You've gotten lots of good responses to your points but I just wanted to throw one thing in there. I beleive very strongly that generosity is a big factor in success (especially success with finances). You need to be able to let go of things. We teach our kids to give time AND money, and I'm working on teaching them to pass on toys and clothing, etc that they can no longer use (for some reason this one is a little harder). We give most of our time and money at church and a specific organization our church supports for the needy b/c I feel like they make good use. I think if I were in your shoes I'd let him donate what he wants this time but then research an organization to support (one you feel good about) and teach him to donate regularly rather than just when there is something in it for him. Just my humble opinion . . . .

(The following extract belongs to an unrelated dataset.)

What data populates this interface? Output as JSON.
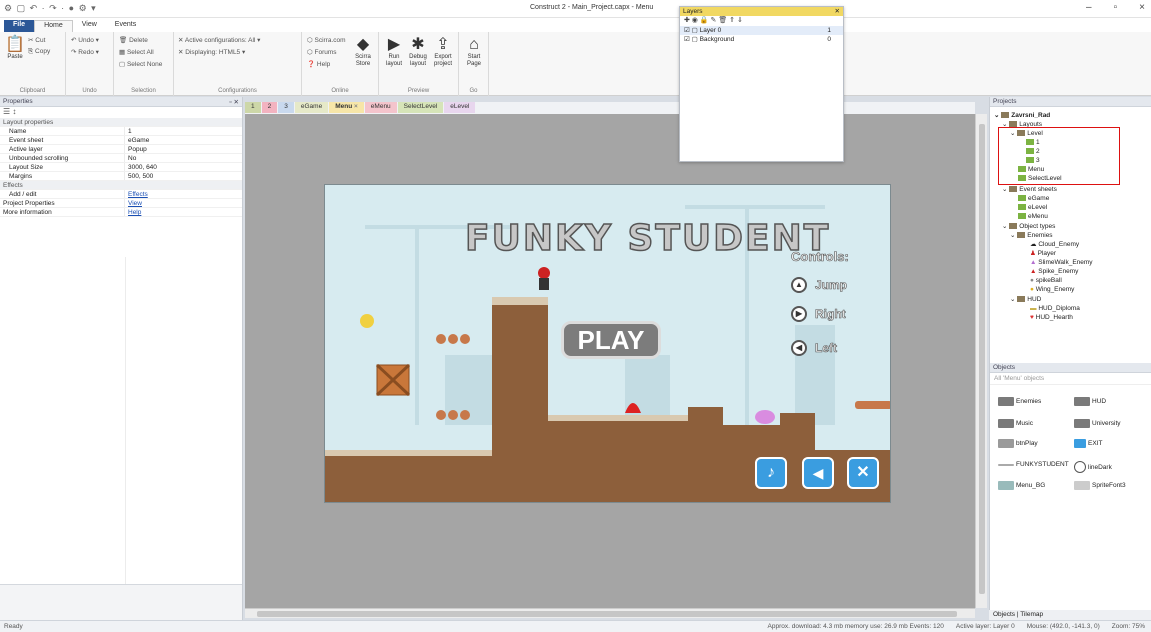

(BTW, I have been taken advantage of from time-to-time and while it is definitely annoying and frustrating it hasn't ever done any permanant damage . . . I feel like the benefits outweigh the risks. Those people that take advantage will end up paying in one way or another)
S.C. answers from Dallas on September 26, 2009
I have worked for nonprofits and corporations. I went to work for a very well-known nonprofit a few years ago because I was tired of the greed and corruption in the corporate world. Yet I discovered the same greed and corruption at the nonprofit. If people saw what I witnessed, they'd never donate again. It made me sick to think people were raising and donating money thinking it was going to the cause when it was going to pay for things like high priced consultants who were friends of the executive in charge. A friend of mine said he only donates to individuals who are in need because he KNOWS the money goes directly to help someone instead of administrative costs, etc. Obviously nonprofits have to pay their employees, but I saw many employees getting paid big $$ who weren't in the office or who worked so little, you wondered how they kept their jobs. I now understand my friend's position after witnessing such waste in big nonprofits.
I try now to donate my time and products (I am into the frugal/couponing stuff so I collect a lot that goes to shelters) before I donate money. I work hard to earn my money and knowing what I know now about how some nonprofits use the money, I am very careful not to "throw" my money away.
Obviously not all nonprofits are like this, but I saw enough of it when I was working for various nonprofits (though nothing like this last employer) over the last 15 years to know it's more common than you'd like to think. And the nonprofit where I worked was always "begging" for more money acting like there was a shortage when in reality they had such an abundance of money that we had to hold many meetings to discuss how to use it before the end of the fiscal year. Such waste!!
Not really answers to your questions, but I wanted to share my experience.
G.W. answers from Dallas on September 27, 2009
I see what you're saying. Don't feel bad about it.
I'd say, donate your time. Volunteer. Don't worry about not giving money. Donate things you can't use anymore that are still valuable to someone (like old clothes, tools, etc.) Donate food items that you get at a really good price at the grocery store (on sale + coupons).
Hope That Helps.